• _What to produce_: The answer should be each line from the entries below that has the word "ffffff" in it.
━━━━━━━━━━━━━━━━━━━━━━━━━━━━━━
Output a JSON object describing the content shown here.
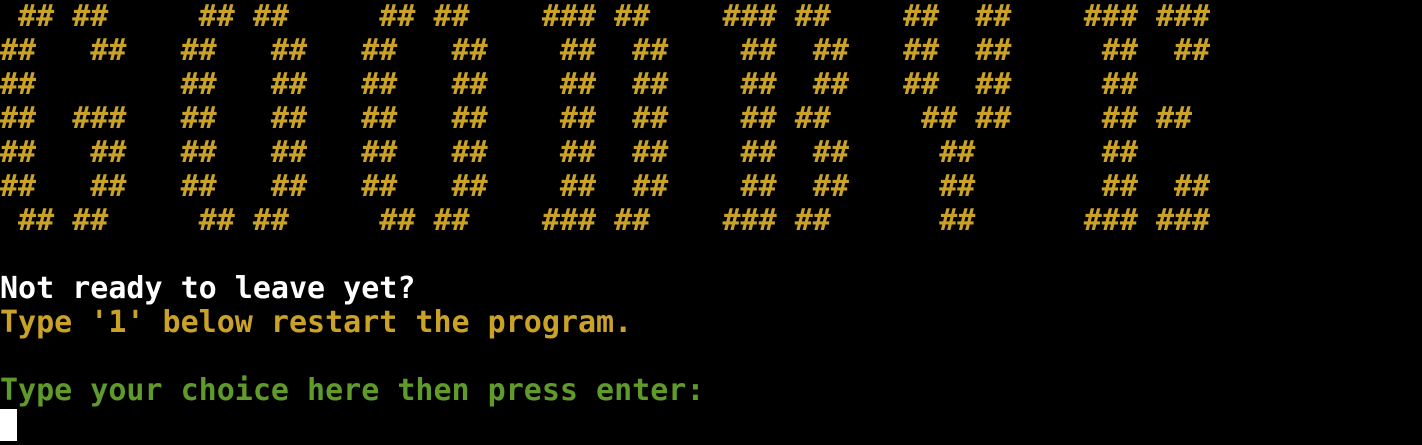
{
  "terminal": {
    "banner_lines": [
      " ## ##     ## ##     ## ##    ### ##    ### ##    ##  ##    ### ###",
      "##   ##   ##   ##   ##   ##    ##  ##    ##  ##   ##  ##     ##  ##",
      "##        ##   ##   ##   ##    ##  ##    ##  ##   ##  ##     ##",
      "##  ###   ##   ##   ##   ##    ##  ##    ## ##     ## ##     ## ##",
      "##   ##   ##   ##   ##   ##    ##  ##    ##  ##     ##       ##",
      "##   ##   ##   ##   ##   ##    ##  ##    ##  ##     ##       ##  ##",
      " ## ##     ## ##     ## ##    ### ##    ### ##      ##      ### ###"
    ],
    "prompt_question": "Not ready to leave yet?",
    "instruction": "Type '1' below restart the program.",
    "input_prompt": "Type your choice here then press enter:",
    "input_value": "",
    "colors": {
      "background": "#000000",
      "banner": "#c9a227",
      "question": "#ffffff",
      "instruction": "#c9a227",
      "prompt": "#5f9a2a",
      "cursor": "#ffffff"
    }
  }
}
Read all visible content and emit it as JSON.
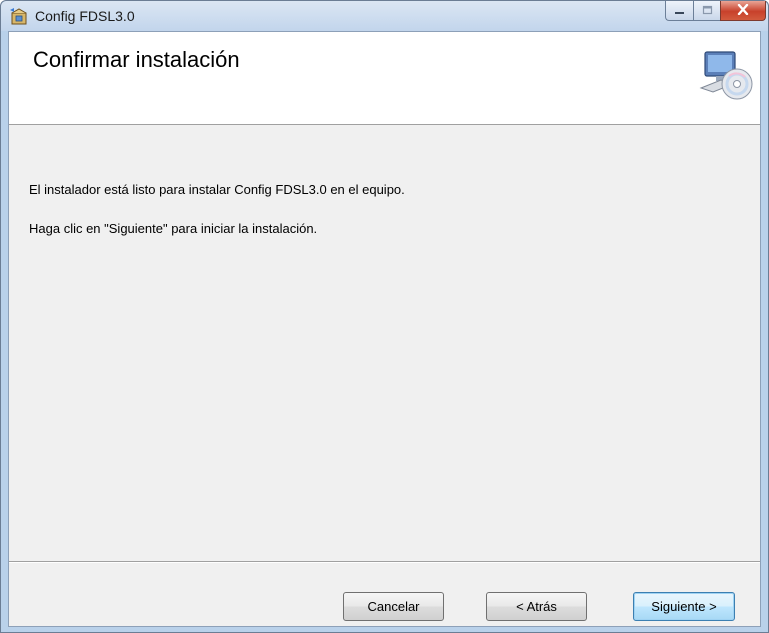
{
  "window": {
    "title": "Config FDSL3.0",
    "app_icon": "installer-package-icon",
    "controls": {
      "minimize_icon": "minimize-icon",
      "maximize_icon": "maximize-icon",
      "close_icon": "close-icon"
    }
  },
  "banner": {
    "heading": "Confirmar instalación",
    "icon": "computer-with-disc-icon"
  },
  "body": {
    "line1": "El instalador está listo para instalar Config FDSL3.0 en el equipo.",
    "line2": "Haga clic en \"Siguiente\" para iniciar la instalación."
  },
  "buttons": {
    "cancel": "Cancelar",
    "back": "< Atrás",
    "next": "Siguiente >"
  },
  "colors": {
    "titlebar": "#c2d5ec",
    "client_background": "#f0f0f0",
    "banner_background": "#ffffff",
    "close_button": "#c8412b",
    "default_button_border": "#3c7fb1"
  }
}
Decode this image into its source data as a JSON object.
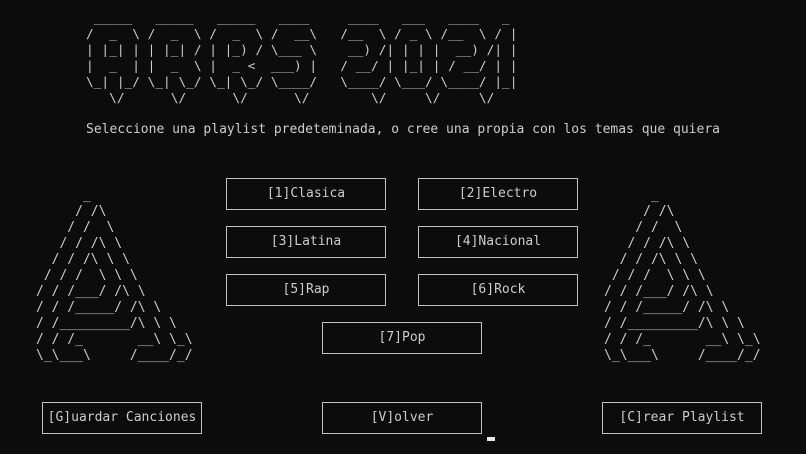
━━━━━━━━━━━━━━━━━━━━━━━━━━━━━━
• _Output below_:
      "question": "#ffffff",
      "cursor": "#ffffff"
    "banner_background": "#ffffff",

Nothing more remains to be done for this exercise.